■ **THE PROBLEM**
Write out each entry again. Keep every word exactly as it is.

■ **INPUT DATA**
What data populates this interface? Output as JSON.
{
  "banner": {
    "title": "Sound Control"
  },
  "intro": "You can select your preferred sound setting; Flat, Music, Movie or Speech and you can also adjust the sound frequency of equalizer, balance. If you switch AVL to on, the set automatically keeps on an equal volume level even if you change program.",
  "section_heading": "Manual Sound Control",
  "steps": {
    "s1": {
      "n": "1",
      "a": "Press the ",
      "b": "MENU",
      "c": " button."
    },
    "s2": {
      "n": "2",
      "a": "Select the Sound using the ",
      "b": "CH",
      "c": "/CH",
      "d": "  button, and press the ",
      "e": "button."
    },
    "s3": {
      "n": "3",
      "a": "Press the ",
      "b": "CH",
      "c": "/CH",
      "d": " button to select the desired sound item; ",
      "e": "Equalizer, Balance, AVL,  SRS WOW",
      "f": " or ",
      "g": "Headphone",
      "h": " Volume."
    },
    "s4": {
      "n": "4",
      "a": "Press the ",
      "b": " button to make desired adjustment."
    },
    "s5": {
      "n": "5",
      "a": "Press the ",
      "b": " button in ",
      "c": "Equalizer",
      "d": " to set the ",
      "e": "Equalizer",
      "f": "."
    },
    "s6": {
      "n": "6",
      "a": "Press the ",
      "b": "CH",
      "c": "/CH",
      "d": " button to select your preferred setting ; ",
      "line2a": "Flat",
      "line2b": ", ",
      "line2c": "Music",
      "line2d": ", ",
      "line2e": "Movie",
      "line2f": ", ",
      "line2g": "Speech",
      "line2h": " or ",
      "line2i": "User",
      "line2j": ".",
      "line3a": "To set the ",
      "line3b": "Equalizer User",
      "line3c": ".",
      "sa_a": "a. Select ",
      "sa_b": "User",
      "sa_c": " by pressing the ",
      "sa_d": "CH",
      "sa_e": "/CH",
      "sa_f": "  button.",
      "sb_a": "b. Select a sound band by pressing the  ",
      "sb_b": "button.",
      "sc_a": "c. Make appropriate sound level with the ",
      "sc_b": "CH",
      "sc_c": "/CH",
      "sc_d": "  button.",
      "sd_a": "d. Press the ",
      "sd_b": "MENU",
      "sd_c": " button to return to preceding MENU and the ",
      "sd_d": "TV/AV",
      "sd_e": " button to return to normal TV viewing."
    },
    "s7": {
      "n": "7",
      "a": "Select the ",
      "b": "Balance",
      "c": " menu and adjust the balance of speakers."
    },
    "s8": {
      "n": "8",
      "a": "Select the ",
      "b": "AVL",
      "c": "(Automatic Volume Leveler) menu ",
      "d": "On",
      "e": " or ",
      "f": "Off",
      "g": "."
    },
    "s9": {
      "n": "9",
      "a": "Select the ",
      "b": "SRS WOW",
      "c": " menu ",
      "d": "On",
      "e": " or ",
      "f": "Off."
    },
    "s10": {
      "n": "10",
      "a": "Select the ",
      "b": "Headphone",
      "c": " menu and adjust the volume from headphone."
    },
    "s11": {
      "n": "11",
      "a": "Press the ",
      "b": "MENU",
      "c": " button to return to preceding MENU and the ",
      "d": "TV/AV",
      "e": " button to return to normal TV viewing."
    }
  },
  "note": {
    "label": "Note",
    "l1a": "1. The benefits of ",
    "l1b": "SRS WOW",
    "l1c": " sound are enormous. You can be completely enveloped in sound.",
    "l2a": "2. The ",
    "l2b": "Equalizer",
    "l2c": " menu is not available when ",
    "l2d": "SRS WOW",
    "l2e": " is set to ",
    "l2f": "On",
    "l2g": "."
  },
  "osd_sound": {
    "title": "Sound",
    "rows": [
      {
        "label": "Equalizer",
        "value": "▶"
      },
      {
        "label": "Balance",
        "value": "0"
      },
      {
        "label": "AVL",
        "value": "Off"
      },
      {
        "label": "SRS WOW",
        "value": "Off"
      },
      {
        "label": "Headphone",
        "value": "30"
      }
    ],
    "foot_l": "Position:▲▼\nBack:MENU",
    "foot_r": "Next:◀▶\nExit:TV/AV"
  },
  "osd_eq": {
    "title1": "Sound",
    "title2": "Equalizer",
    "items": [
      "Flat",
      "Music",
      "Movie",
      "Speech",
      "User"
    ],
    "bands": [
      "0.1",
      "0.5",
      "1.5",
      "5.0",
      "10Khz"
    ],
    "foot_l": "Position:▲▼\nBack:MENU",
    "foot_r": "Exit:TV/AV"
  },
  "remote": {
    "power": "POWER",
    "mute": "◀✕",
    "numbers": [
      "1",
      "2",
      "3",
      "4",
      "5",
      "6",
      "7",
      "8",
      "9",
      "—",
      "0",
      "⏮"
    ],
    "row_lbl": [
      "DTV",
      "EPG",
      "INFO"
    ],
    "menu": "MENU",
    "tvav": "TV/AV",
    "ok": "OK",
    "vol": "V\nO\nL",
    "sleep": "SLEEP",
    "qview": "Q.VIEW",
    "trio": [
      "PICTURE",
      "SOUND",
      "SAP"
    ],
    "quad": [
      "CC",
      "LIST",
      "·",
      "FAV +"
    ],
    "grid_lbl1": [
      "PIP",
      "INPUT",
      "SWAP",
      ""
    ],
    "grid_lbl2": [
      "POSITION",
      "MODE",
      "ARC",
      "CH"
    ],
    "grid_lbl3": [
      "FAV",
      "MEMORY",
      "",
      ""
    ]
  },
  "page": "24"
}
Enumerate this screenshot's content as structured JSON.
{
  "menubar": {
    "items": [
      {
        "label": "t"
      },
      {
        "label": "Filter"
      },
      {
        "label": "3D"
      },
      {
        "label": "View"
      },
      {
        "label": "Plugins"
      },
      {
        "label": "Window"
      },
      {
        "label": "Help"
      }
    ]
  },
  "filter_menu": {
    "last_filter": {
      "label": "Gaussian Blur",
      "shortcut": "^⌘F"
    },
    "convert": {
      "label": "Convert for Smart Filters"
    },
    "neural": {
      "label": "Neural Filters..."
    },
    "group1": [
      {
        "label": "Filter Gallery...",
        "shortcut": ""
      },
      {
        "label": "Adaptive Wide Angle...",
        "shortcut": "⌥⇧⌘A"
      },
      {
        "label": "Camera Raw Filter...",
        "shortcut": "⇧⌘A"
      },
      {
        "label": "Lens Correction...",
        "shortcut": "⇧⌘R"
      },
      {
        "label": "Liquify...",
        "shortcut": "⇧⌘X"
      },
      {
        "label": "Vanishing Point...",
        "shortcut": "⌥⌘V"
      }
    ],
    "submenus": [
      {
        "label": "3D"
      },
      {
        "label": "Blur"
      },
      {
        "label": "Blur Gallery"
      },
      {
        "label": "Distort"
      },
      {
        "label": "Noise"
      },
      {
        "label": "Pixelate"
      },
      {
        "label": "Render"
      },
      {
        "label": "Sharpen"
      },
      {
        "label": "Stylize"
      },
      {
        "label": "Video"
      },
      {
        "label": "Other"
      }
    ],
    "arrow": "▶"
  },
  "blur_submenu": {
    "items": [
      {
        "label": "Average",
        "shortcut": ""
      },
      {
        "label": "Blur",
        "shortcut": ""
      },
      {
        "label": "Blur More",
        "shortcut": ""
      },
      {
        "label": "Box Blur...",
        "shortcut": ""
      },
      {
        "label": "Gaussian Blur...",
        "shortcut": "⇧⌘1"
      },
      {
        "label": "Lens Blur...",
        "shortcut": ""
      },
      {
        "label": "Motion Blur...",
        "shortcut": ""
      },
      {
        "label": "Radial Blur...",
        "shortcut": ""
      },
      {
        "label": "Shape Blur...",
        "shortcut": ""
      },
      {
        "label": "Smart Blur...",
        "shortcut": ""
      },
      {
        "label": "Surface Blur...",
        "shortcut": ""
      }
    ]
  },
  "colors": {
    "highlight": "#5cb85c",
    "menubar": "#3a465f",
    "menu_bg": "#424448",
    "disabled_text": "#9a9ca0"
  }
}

■ **EXERCISE OUTPUT**
What data populates this interface? Output as JSON.
{
  "banner": {
    "title": "Sound Control"
  },
  "intro": "You can select your preferred sound setting; Flat, Music, Movie or Speech and you can also adjust the sound frequency of equalizer, balance. If you switch AVL to on, the set automatically keeps on an equal volume level even if you change program.",
  "section_heading": "Manual Sound Control",
  "steps": {
    "s1": {
      "n": "1",
      "a": "Press the ",
      "b": "MENU",
      "c": " button."
    },
    "s2": {
      "n": "2",
      "a": "Select the Sound using the ",
      "b": "CH",
      "c": "/CH",
      "d": "  button, and press the ",
      "e": "button."
    },
    "s3": {
      "n": "3",
      "a": "Press the ",
      "b": "CH",
      "c": "/CH",
      "d": " button to select the desired sound item; ",
      "e": "Equalizer, Balance, AVL,  SRS WOW",
      "f": " or ",
      "g": "Headphone",
      "h": " Volume."
    },
    "s4": {
      "n": "4",
      "a": "Press the ",
      "b": " button to make desired adjustment."
    },
    "s5": {
      "n": "5",
      "a": "Press the ",
      "b": " button in ",
      "c": "Equalizer",
      "d": " to set the ",
      "e": "Equalizer",
      "f": "."
    },
    "s6": {
      "n": "6",
      "a": "Press the ",
      "b": "CH",
      "c": "/CH",
      "d": " button to select your preferred setting ; ",
      "line2a": "Flat",
      "line2b": ", ",
      "line2c": "Music",
      "line2d": ", ",
      "line2e": "Movie",
      "line2f": ", ",
      "line2g": "Speech",
      "line2h": " or ",
      "line2i": "User",
      "line2j": ".",
      "line3a": "To set the ",
      "line3b": "Equalizer User",
      "line3c": ".",
      "sa_a": "a. Select ",
      "sa_b": "User",
      "sa_c": " by pressing the ",
      "sa_d": "CH",
      "sa_e": "/CH",
      "sa_f": "  button.",
      "sb_a": "b. Select a sound band by pressing the  ",
      "sb_b": "button.",
      "sc_a": "c. Make appropriate sound level with the ",
      "sc_b": "CH",
      "sc_c": "/CH",
      "sc_d": "  button.",
      "sd_a": "d. Press the ",
      "sd_b": "MENU",
      "sd_c": " button to return to preceding MENU and the ",
      "sd_d": "TV/AV",
      "sd_e": " button to return to normal TV viewing."
    },
    "s7": {
      "n": "7",
      "a": "Select the ",
      "b": "Balance",
      "c": " menu and adjust the balance of speakers."
    },
    "s8": {
      "n": "8",
      "a": "Select the ",
      "b": "AVL",
      "c": "(Automatic Volume Leveler) menu ",
      "d": "On",
      "e": " or ",
      "f": "Off",
      "g": "."
    },
    "s9": {
      "n": "9",
      "a": "Select the ",
      "b": "SRS WOW",
      "c": " menu ",
      "d": "On",
      "e": " or ",
      "f": "Off."
    },
    "s10": {
      "n": "10",
      "a": "Select the ",
      "b": "Headphone",
      "c": " menu and adjust the volume from headphone."
    },
    "s11": {
      "n": "11",
      "a": "Press the ",
      "b": "MENU",
      "c": " button to return to preceding MENU and the ",
      "d": "TV/AV",
      "e": " button to return to normal TV viewing."
    }
  },
  "note": {
    "label": "Note",
    "l1a": "1. The benefits of ",
    "l1b": "SRS WOW",
    "l1c": " sound are enormous. You can be completely enveloped in sound.",
    "l2a": "2. The ",
    "l2b": "Equalizer",
    "l2c": " menu is not available when ",
    "l2d": "SRS WOW",
    "l2e": " is set to ",
    "l2f": "On",
    "l2g": "."
  },
  "osd_sound": {
    "title": "Sound",
    "rows": [
      {
        "label": "Equalizer",
        "value": "▶"
      },
      {
        "label": "Balance",
        "value": "0"
      },
      {
        "label": "AVL",
        "value": "Off"
      },
      {
        "label": "SRS WOW",
        "value": "Off"
      },
      {
        "label": "Headphone",
        "value": "30"
      }
    ],
    "foot_l": "Position:▲▼\nBack:MENU",
    "foot_r": "Next:◀▶\nExit:TV/AV"
  },
  "osd_eq": {
    "title1": "Sound",
    "title2": "Equalizer",
    "items": [
      "Flat",
      "Music",
      "Movie",
      "Speech",
      "User"
    ],
    "bands": [
      "0.1",
      "0.5",
      "1.5",
      "5.0",
      "10Khz"
    ],
    "foot_l": "Position:▲▼\nBack:MENU",
    "foot_r": "Exit:TV/AV"
  },
  "remote": {
    "power": "POWER",
    "mute": "◀✕",
    "numbers": [
      "1",
      "2",
      "3",
      "4",
      "5",
      "6",
      "7",
      "8",
      "9",
      "—",
      "0",
      "⏮"
    ],
    "row_lbl": [
      "DTV",
      "EPG",
      "INFO"
    ],
    "menu": "MENU",
    "tvav": "TV/AV",
    "ok": "OK",
    "vol": "V\nO\nL",
    "sleep": "SLEEP",
    "qview": "Q.VIEW",
    "trio": [
      "PICTURE",
      "SOUND",
      "SAP"
    ],
    "quad": [
      "CC",
      "LIST",
      "·",
      "FAV +"
    ],
    "grid_lbl1": [
      "PIP",
      "INPUT",
      "SWAP",
      ""
    ],
    "grid_lbl2": [
      "POSITION",
      "MODE",
      "ARC",
      "CH"
    ],
    "grid_lbl3": [
      "FAV",
      "MEMORY",
      "",
      ""
    ]
  },
  "page": "24"
}
Enumerate this screenshot's content as structured JSON.
{
  "menubar": {
    "items": [
      {
        "label": "t"
      },
      {
        "label": "Filter"
      },
      {
        "label": "3D"
      },
      {
        "label": "View"
      },
      {
        "label": "Plugins"
      },
      {
        "label": "Window"
      },
      {
        "label": "Help"
      }
    ]
  },
  "filter_menu": {
    "last_filter": {
      "label": "Gaussian Blur",
      "shortcut": "^⌘F"
    },
    "convert": {
      "label": "Convert for Smart Filters"
    },
    "neural": {
      "label": "Neural Filters..."
    },
    "group1": [
      {
        "label": "Filter Gallery...",
        "shortcut": ""
      },
      {
        "label": "Adaptive Wide Angle...",
        "shortcut": "⌥⇧⌘A"
      },
      {
        "label": "Camera Raw Filter...",
        "shortcut": "⇧⌘A"
      },
      {
        "label": "Lens Correction...",
        "shortcut": "⇧⌘R"
      },
      {
        "label": "Liquify...",
        "shortcut": "⇧⌘X"
      },
      {
        "label": "Vanishing Point...",
        "shortcut": "⌥⌘V"
      }
    ],
    "submenus": [
      {
        "label": "3D"
      },
      {
        "label": "Blur"
      },
      {
        "label": "Blur Gallery"
      },
      {
        "label": "Distort"
      },
      {
        "label": "Noise"
      },
      {
        "label": "Pixelate"
      },
      {
        "label": "Render"
      },
      {
        "label": "Sharpen"
      },
      {
        "label": "Stylize"
      },
      {
        "label": "Video"
      },
      {
        "label": "Other"
      }
    ],
    "arrow": "▶"
  },
  "blur_submenu": {
    "items": [
      {
        "label": "Average",
        "shortcut": ""
      },
      {
        "label": "Blur",
        "shortcut": ""
      },
      {
        "label": "Blur More",
        "shortcut": ""
      },
      {
        "label": "Box Blur...",
        "shortcut": ""
      },
      {
        "label": "Gaussian Blur...",
        "shortcut": "⇧⌘1"
      },
      {
        "label": "Lens Blur...",
        "shortcut": ""
      },
      {
        "label": "Motion Blur...",
        "shortcut": ""
      },
      {
        "label": "Radial Blur...",
        "shortcut": ""
      },
      {
        "label": "Shape Blur...",
        "shortcut": ""
      },
      {
        "label": "Smart Blur...",
        "shortcut": ""
      },
      {
        "label": "Surface Blur...",
        "shortcut": ""
      }
    ]
  },
  "colors": {
    "highlight": "#5cb85c",
    "menubar": "#3a465f",
    "menu_bg": "#424448",
    "disabled_text": "#9a9ca0"
  }
}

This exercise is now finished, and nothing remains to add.